hotcans.outto remove any header lines. It should have three columns of numbers separated by spaces, the first being the time followed by the temperature of the silver and black cans respectively.
load hotcans.out;This will create a matrix
hotcanswith 3 columns containing the experimental data.
timeActual=hotcans(:,1);which will copy the first column of
hotcansto the variable
timeActual. Names in
Matlabare case-sensitive, so make sure that you type this in exactly. Also, make sure that you put the semicolon at the end of the line, or else it will print out the entire column of several hundred times!
timeActual=timeActual*60;to get them into seconds - it will be easier to use seconds since the units on some of the physical constants are in seconds.
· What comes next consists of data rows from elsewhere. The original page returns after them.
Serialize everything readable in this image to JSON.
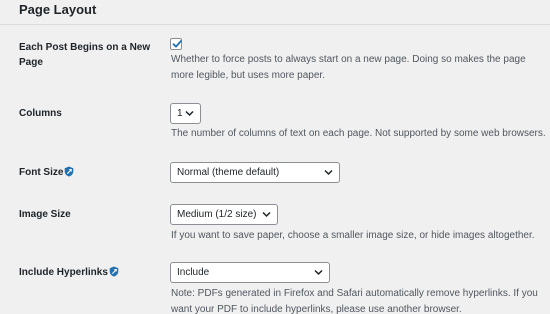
{
  "section": {
    "title": "Page Layout"
  },
  "rows": {
    "each_post": {
      "label": "Each Post Begins on a New Page",
      "checked": true,
      "description": "Whether to force posts to always start on a new page. Doing so makes the page more legible, but uses more paper."
    },
    "columns": {
      "label": "Columns",
      "value": "1",
      "description": "The number of columns of text on each page. Not supported by some web browsers."
    },
    "font_size": {
      "label": "Font Size",
      "value": "Normal (theme default)"
    },
    "image_size": {
      "label": "Image Size",
      "value": "Medium (1/2 size)",
      "description": "If you want to save paper, choose a smaller image size, or hide images altogether."
    },
    "hyperlinks": {
      "label": "Include Hyperlinks",
      "value": "Include",
      "description": "Note: PDFs generated in Firefox and Safari automatically remove hyperlinks. If you want your PDF to include hyperlinks, please use another browser."
    }
  },
  "icons": {
    "pro_badge": "shield-icon",
    "dropdown": "chevron-down-icon",
    "check": "checkmark-icon"
  },
  "colors": {
    "accent": "#2271b1",
    "background": "#f0f0f1",
    "text": "#1d2327",
    "muted": "#50575e"
  }
}
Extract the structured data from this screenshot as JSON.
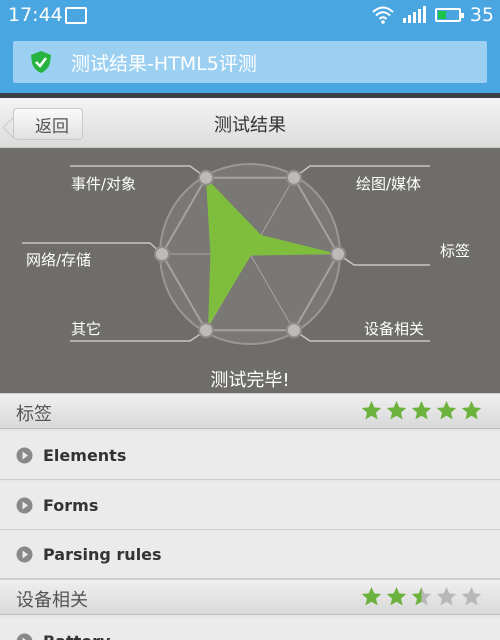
{
  "status_bar": {
    "time": "17:44",
    "battery_level": "35",
    "icons": [
      "image-icon",
      "wifi-icon",
      "signal-icon",
      "battery-icon"
    ]
  },
  "app_title": {
    "text": "测试结果-HTML5评测",
    "icon": "shield-check-icon",
    "colors": {
      "bar": "#4aa6e0",
      "box": "#9cd0f2",
      "shield": "#26b33f"
    }
  },
  "header": {
    "back_label": "返回",
    "title": "测试结果"
  },
  "radar": {
    "axes": [
      "标签",
      "设备相关",
      "其它",
      "网络/存储",
      "事件/对象",
      "绘图/媒体"
    ],
    "scores": [
      1.0,
      0.0,
      0.95,
      0.45,
      1.0,
      0.25
    ],
    "status_text": "测试完毕!",
    "colors": {
      "fill": "#7fc23a",
      "background": "#6f6d6a"
    }
  },
  "sections": [
    {
      "title": "标签",
      "rating": 5,
      "max": 5,
      "items": [
        "Elements",
        "Forms",
        "Parsing rules"
      ]
    },
    {
      "title": "设备相关",
      "rating": 2.5,
      "max": 5,
      "items": [
        "Battery"
      ]
    }
  ],
  "colors": {
    "star_on": "#6cb33e",
    "star_off": "#b8b8b8"
  }
}
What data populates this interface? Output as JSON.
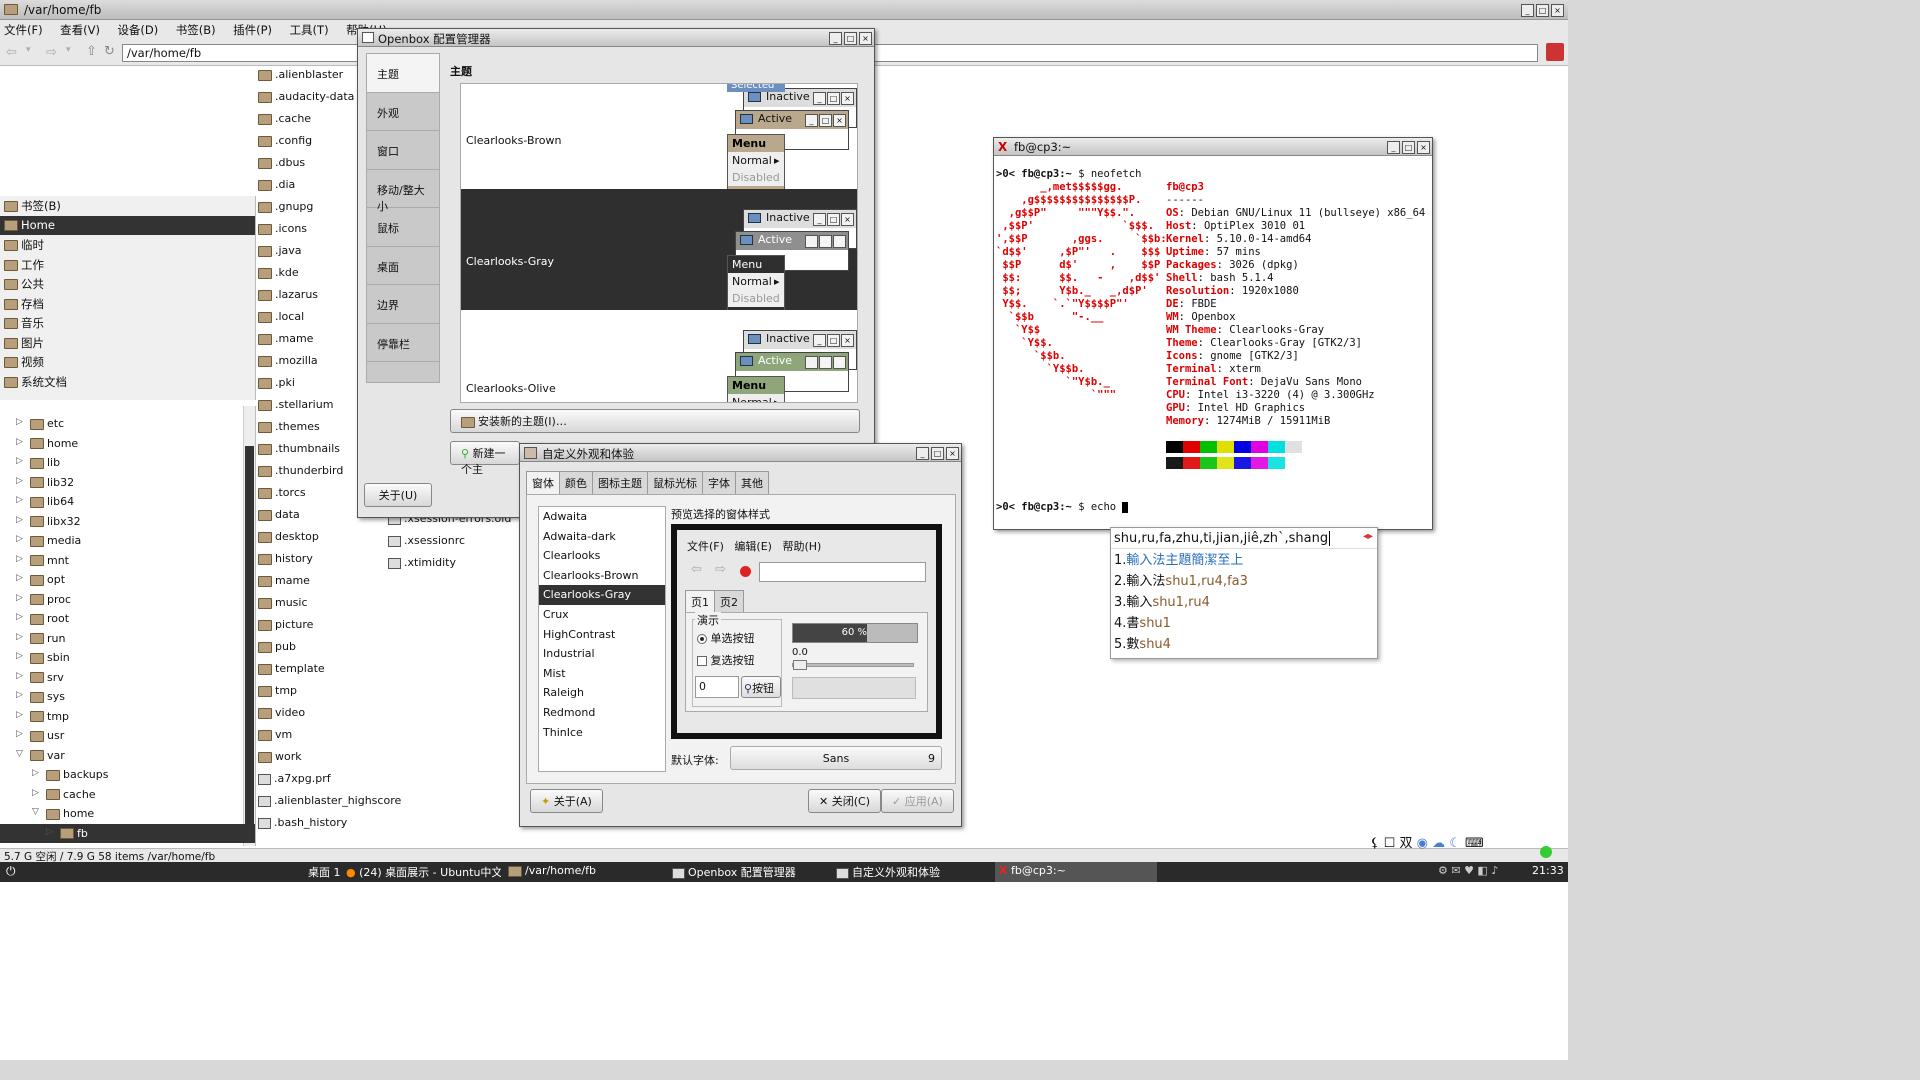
{
  "fm": {
    "title": "/var/home/fb",
    "menu": [
      "文件(F)",
      "查看(V)",
      "设备(D)",
      "书签(B)",
      "插件(P)",
      "工具(T)",
      "帮助(H)"
    ],
    "path": "/var/home/fb",
    "bookmarks": [
      "书签(B)",
      "Home",
      "临时",
      "工作",
      "公共",
      "存档",
      "音乐",
      "图片",
      "视频",
      "系统文档"
    ],
    "tree": [
      {
        "n": "etc",
        "l": 1
      },
      {
        "n": "home",
        "l": 1
      },
      {
        "n": "lib",
        "l": 1
      },
      {
        "n": "lib32",
        "l": 1
      },
      {
        "n": "lib64",
        "l": 1
      },
      {
        "n": "libx32",
        "l": 1
      },
      {
        "n": "media",
        "l": 1
      },
      {
        "n": "mnt",
        "l": 1
      },
      {
        "n": "opt",
        "l": 1
      },
      {
        "n": "proc",
        "l": 1
      },
      {
        "n": "root",
        "l": 1
      },
      {
        "n": "run",
        "l": 1
      },
      {
        "n": "sbin",
        "l": 1
      },
      {
        "n": "srv",
        "l": 1
      },
      {
        "n": "sys",
        "l": 1
      },
      {
        "n": "tmp",
        "l": 1
      },
      {
        "n": "usr",
        "l": 1
      },
      {
        "n": "var",
        "l": 1
      },
      {
        "n": "backups",
        "l": 2
      },
      {
        "n": "cache",
        "l": 2
      },
      {
        "n": "home",
        "l": 2
      },
      {
        "n": "fb",
        "l": 3
      }
    ],
    "files": [
      ".alienblaster",
      ".audacity-data",
      ".cache",
      ".config",
      ".dbus",
      ".dia",
      ".gnupg",
      ".icons",
      ".java",
      ".kde",
      ".lazarus",
      ".local",
      ".mame",
      ".mozilla",
      ".pki",
      ".stellarium",
      ".themes",
      ".thumbnails",
      ".thunderbird",
      ".torcs",
      "data",
      "desktop",
      "history",
      "mame",
      "music",
      "picture",
      "pub",
      "template",
      "tmp",
      "video",
      "vm",
      "work",
      ".a7xpg.prf",
      ".alienblaster_highscore",
      ".bash_history"
    ],
    "files2": [
      ".xsession-errors.old",
      ".xsessionrc",
      ".xtimidity"
    ],
    "status": "5.7 G 空闲 / 7.9 G 58 items  /var/home/fb"
  },
  "ob": {
    "title": "Openbox 配置管理器",
    "tabs": [
      "主题",
      "外观",
      "窗口",
      "移动/整大小",
      "鼠标",
      "桌面",
      "边界",
      "停靠栏"
    ],
    "head": "主题",
    "themes": [
      "Clearlooks-Brown",
      "Clearlooks-Gray",
      "Clearlooks-Olive"
    ],
    "inactive": "Inactive",
    "active": "Active",
    "selected": "Selected",
    "menu": [
      "Menu",
      "Normal",
      "Disabled",
      "Selected"
    ],
    "install": "安装新的主题(I)…",
    "new": "新建一个主",
    "about": "关于(U)"
  },
  "cu": {
    "title": "自定义外观和体验",
    "tabs": [
      "窗体",
      "颜色",
      "图标主题",
      "鼠标光标",
      "字体",
      "其他"
    ],
    "list": [
      "Adwaita",
      "Adwaita-dark",
      "Clearlooks",
      "Clearlooks-Brown",
      "Clearlooks-Gray",
      "Crux",
      "HighContrast",
      "Industrial",
      "Mist",
      "Raleigh",
      "Redmond",
      "ThinIce"
    ],
    "prev_label": "预览选择的窗体样式",
    "prev_menu": [
      "文件(F)",
      "编辑(E)",
      "帮助(H)"
    ],
    "prev_tabs": [
      "页1",
      "页2"
    ],
    "demo": "演示",
    "radio": "单选按钮",
    "check": "复选按钮",
    "spin": "0",
    "button": "按钮",
    "progress": "60 %",
    "scale": "0.0",
    "font_label": "默认字体:",
    "font": "Sans",
    "font_size": "9",
    "about": "关于(A)",
    "close": "关闭(C)",
    "apply": "应用(A)"
  },
  "term": {
    "title": "fb@cp3:~",
    "prompt": ">0< fb@cp3:~",
    "cmd1": "$ neofetch",
    "cmd2": "$ echo ",
    "logo": [
      "       _,met$$$$$gg.",
      "    ,g$$$$$$$$$$$$$$$P.",
      "  ,g$$P\"     \"\"\"Y$$.\".",
      " ,$$P'              `$$$.",
      "',$$P       ,ggs.     `$$b:",
      "`d$$'     ,$P\"'   .    $$$",
      " $$P      d$'     ,    $$P",
      " $$:      $$.   -    ,d$$'",
      " $$;      Y$b._   _,d$P'",
      " Y$$.    `.`\"Y$$$$P\"'",
      "  `$$b      \"-.__",
      "   `Y$$",
      "    `Y$$.",
      "      `$$b.",
      "        `Y$$b.",
      "           `\"Y$b._",
      "               `\"\"\""
    ],
    "user": "fb@cp3",
    "sep": "------",
    "info": [
      [
        "OS",
        "Debian GNU/Linux 11 (bullseye) x86_64"
      ],
      [
        "Host",
        "OptiPlex 3010 01"
      ],
      [
        "Kernel",
        "5.10.0-14-amd64"
      ],
      [
        "Uptime",
        "57 mins"
      ],
      [
        "Packages",
        "3026 (dpkg)"
      ],
      [
        "Shell",
        "bash 5.1.4"
      ],
      [
        "Resolution",
        "1920x1080"
      ],
      [
        "DE",
        "FBDE"
      ],
      [
        "WM",
        "Openbox"
      ],
      [
        "WM Theme",
        "Clearlooks-Gray"
      ],
      [
        "Theme",
        "Clearlooks-Gray [GTK2/3]"
      ],
      [
        "Icons",
        "gnome [GTK2/3]"
      ],
      [
        "Terminal",
        "xterm"
      ],
      [
        "Terminal Font",
        "DejaVu Sans Mono"
      ],
      [
        "CPU",
        "Intel i3-3220 (4) @ 3.300GHz"
      ],
      [
        "GPU",
        "Intel HD Graphics"
      ],
      [
        "Memory",
        "1274MiB / 15911MiB"
      ]
    ],
    "colors": [
      "#000000",
      "#e00000",
      "#00c000",
      "#e0e000",
      "#0000e0",
      "#e000e0",
      "#00e0e0",
      "#e0e0e0"
    ]
  },
  "ime": {
    "input": "shu,ru,fa,zhu,ti,jian,jiê,zh`,shang",
    "c1": "輸入法主題簡潔至上",
    "c2a": "輸入法",
    "c2b": "shu1,ru4,fa3",
    "c3a": "輸入",
    "c3b": "shu1,ru4",
    "c4a": "書",
    "c4b": "shu1",
    "c5a": "數",
    "c5b": "shu4"
  },
  "task": {
    "desk": "桌面 1",
    "items": [
      "(24) 桌面展示 - Ubuntu中文…",
      "/var/home/fb",
      "Openbox 配置管理器",
      "自定义外观和体验",
      "fb@cp3:~"
    ],
    "time": "21:33"
  },
  "tray": [
    "双"
  ]
}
TempActual=hotcans(:,2);to copy the data for the silver can (later, to use the data for the black can, enter
plot (timeActual,TempActual). It should plot a smooth curve going from the initial to final temperature (for my data set this is 45oC to 21oC over a period of about 36,000 seconds (10 hours)).
Open M-Fileoption to open the file
ploss.mand look it over to understand how it works.
run M-Filemenu option or by typing the file name
axis([0 3600 20 50]);will allow you to display the first 3600 seconds of the data) Why or why doesn't it fit? In particular, what is the fit like in the first 15-20 minutes (make plots). What about the last few hours? When is there the largest deviation between the model and the data?
% PLOSS.M Energy Balance Model for Hot/Cold Cans % This program models the rate at which a hot object loses heat. % Tom Huber 10-JUL-97 % % Before running this, copy the actual Temperature vs. Time into % timeActual and TempActual % Ts = 20.7; % Surrounding Temperature (in Centigrade) m = 0.1; % Mass of Water in can (in kg) c = 4186; % Specific Heat of Water (in J/(kg*DegreeC) ) C = m*c; % Heat Capacity (in J/DegreeC) dt = timeActual(2) - timeActual(1); % Use time step of actual data tMax = max(timeActual); % Use the last time t = 0:dt:tMax; % Make array of times Temp = 0*t; % Initialize Temperatures to 0 Temp(1) = TempActual(1); % Use the actual 1st temperature k = input ('Enter Heat Loss Coefficient '); for i=2:length(Temp) PLoss = k*(Temp(i-1) - Ts); % Calculate the Power Loss dTemp = -PLoss*dt/C; % Calculate the Temperature Change Temp(i) = Temp(i-1)+dTemp; % Store the new temperature end hold off plot(timeActual,TempActual,'b.') % Plot the actual temperature hold on % Allows graphs to be overlayed plot(t,Temp,'y-'); % Plot the calculated Temperature axis ([0 tMax min(TempActual)*.95 max(TempActual)*1.05]); xlabel('Time (Seconds)'); ylabel('Temperature (Centigrade)'); title('Hot Can Cooling Down');